For example, to model flesh and enhance facial features, small hatches of brown paint were employed as a final shading step in both paintings. The brown hatched lines of the Metropolitan picture, however, are shorter and more linear compared to the longer and generally thinner lines of the Copenhagen picture. Close examination of the oldest king's face, for example, shows that the physiognomies of the figures in the Metropolitan painting appear more graphic and less luminous than those in the Copenhagen painting due to this difference in handling of the paint (fig. 11).
Despite the detailed characterization of the facial features, the painting techniques together with the underdrawing suggest a handling and execution that sought to expedite the painting process. These time-saving features help to explain how these rather large-format paintings could be produced in greater numbers.
Highlights on the precious metals, although again created with rather roughly applied strokes of lighter and darker tones over a midtone base, create an effect of precise reflection amid the dark garments of the figures (fig. 12). The simplified brocades are contrasted with satin fabrics, which are painted in rough parallel brushstrokes to create the appearance of a smooth and gleaming surface. These effects add significantly to the animation of the painted surface.
A surprise was revealed by the X-radiograph of the Copenhagen panel, explaining the difference in color of the balustrades. Two coats of arms had been painted on the balustrade in the foreground (fig. 13) and were probably early additions made after the painting had been finished. They were subsequently covered with the dark brown paint now seen. This later alteration to the painted surface accounts for the most striking difference between the Metropolitan and the Copenhagen panels.
Although the exact workshop in which these two paintings were created is still unknown, it is clear from the examination that they were made in the same workshop and likely at the same time. The set serves as a dynamic representation of workshop practice in southern Netherlands. The working techniques and materials identified during the examination speak to a specific and interesting time and place, revealing clues about the workshop and the artists.
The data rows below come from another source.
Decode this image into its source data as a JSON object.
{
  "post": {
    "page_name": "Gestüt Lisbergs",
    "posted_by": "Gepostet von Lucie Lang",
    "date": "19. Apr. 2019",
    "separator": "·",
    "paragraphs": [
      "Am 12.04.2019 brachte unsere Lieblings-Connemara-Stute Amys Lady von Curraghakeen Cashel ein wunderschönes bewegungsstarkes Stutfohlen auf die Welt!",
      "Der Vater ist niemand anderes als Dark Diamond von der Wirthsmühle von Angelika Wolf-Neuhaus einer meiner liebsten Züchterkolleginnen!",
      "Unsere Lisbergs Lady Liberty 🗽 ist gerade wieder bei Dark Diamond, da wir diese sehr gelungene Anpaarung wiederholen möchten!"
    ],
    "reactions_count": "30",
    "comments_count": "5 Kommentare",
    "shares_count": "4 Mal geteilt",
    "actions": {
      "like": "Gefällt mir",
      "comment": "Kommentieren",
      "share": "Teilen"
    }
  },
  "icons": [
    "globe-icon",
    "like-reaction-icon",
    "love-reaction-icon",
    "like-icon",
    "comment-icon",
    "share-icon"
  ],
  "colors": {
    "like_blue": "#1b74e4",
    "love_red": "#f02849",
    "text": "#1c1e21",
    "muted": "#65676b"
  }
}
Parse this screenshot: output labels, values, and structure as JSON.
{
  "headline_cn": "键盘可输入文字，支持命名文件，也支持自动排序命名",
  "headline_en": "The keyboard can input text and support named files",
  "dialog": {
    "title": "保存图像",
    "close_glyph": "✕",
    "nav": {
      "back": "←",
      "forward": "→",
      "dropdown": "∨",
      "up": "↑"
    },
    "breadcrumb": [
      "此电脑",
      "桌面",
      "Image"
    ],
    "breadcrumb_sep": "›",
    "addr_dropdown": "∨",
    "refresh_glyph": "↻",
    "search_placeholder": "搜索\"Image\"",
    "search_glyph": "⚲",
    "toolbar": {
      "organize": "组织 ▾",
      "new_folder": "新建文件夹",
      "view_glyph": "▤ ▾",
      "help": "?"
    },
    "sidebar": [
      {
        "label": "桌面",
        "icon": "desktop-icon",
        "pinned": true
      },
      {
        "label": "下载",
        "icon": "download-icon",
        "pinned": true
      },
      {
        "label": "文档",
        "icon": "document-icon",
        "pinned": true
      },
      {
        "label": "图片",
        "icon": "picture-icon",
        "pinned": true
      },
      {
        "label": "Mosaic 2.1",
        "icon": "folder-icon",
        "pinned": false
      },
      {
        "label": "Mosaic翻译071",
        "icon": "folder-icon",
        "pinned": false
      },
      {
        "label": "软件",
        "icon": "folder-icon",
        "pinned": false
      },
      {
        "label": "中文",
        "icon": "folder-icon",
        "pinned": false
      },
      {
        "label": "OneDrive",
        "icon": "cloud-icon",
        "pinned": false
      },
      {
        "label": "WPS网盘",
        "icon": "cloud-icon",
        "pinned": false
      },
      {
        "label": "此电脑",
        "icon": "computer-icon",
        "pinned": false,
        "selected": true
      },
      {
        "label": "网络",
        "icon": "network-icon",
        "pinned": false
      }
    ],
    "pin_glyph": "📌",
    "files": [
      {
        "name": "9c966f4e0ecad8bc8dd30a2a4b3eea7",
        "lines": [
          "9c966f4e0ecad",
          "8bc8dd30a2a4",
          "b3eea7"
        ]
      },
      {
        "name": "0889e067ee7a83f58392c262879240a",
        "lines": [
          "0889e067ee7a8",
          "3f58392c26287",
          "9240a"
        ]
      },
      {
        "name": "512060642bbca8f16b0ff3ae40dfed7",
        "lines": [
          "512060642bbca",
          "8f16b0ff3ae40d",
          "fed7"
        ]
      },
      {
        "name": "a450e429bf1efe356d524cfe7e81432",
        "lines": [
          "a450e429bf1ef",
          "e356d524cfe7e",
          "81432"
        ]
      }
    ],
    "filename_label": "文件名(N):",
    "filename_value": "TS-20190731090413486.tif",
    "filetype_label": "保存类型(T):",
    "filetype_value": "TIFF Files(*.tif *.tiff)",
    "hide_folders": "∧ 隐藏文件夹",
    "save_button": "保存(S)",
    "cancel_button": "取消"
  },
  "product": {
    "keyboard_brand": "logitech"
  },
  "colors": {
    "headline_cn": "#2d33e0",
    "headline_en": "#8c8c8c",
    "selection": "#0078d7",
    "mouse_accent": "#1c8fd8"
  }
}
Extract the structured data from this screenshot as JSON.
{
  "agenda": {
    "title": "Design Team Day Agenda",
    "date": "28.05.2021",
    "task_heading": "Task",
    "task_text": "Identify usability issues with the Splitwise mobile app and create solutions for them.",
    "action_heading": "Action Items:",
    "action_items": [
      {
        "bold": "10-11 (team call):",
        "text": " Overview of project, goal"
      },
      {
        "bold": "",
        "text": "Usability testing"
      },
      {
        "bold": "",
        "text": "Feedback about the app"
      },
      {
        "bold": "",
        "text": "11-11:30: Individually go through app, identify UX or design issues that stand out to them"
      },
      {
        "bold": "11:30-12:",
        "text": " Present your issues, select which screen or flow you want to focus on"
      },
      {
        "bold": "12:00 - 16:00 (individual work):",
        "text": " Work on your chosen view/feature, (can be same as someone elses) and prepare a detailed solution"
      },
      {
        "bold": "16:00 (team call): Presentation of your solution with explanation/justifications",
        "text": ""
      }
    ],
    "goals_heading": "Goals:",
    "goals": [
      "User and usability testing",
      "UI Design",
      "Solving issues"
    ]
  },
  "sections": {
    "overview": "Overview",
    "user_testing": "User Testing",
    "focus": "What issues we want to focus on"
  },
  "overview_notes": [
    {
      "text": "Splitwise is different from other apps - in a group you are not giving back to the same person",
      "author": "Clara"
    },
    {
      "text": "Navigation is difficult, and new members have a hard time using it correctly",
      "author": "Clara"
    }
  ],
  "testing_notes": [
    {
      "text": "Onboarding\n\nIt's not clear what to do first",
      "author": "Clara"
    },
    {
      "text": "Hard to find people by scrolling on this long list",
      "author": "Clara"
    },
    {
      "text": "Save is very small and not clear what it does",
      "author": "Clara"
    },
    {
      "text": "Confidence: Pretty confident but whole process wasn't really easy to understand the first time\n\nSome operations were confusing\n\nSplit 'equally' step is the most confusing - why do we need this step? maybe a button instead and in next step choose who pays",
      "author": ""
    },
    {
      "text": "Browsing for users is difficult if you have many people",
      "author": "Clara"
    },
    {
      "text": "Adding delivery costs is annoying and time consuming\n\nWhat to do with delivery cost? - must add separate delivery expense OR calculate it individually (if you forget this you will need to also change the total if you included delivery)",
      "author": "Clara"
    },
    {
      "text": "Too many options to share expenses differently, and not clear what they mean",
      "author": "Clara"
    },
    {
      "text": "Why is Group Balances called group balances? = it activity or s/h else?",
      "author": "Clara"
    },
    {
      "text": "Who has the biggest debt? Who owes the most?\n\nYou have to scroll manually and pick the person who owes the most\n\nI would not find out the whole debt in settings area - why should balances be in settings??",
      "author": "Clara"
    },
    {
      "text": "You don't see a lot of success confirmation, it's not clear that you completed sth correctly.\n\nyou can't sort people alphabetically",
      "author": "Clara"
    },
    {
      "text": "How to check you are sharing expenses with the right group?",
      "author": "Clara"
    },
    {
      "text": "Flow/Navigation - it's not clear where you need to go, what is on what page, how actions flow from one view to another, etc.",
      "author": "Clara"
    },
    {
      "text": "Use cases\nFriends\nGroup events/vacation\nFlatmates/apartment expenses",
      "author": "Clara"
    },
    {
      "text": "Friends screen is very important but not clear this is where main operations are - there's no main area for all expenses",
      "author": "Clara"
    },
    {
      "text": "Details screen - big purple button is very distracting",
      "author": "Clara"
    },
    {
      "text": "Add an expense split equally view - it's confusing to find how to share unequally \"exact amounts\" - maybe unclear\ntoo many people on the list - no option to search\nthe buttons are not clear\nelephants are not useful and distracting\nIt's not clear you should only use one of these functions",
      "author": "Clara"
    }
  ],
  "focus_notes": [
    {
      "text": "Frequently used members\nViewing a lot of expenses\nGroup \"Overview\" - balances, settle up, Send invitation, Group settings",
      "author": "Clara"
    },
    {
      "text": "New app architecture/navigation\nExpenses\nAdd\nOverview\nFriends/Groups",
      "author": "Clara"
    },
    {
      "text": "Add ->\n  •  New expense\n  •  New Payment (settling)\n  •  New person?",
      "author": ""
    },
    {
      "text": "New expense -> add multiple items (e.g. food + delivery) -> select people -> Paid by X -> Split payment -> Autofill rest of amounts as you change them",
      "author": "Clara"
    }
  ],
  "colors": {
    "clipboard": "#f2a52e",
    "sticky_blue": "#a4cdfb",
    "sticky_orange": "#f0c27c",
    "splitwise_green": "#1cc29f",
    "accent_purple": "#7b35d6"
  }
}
This project would not have been possible without the generosity of the Statens Museum for Kunst. We would especially like to thank Troels Filtenborg and Jørgen Wadum for organizing our visit and the imaging of the painting and for their knowledgeable input and collaboration throughout the project. We would also like to express a sincere gratitude to Maryan Ainsworth and our colleagues in the Paintings Conservation Department at the Metropolitan Museum for their mentorship and expertise.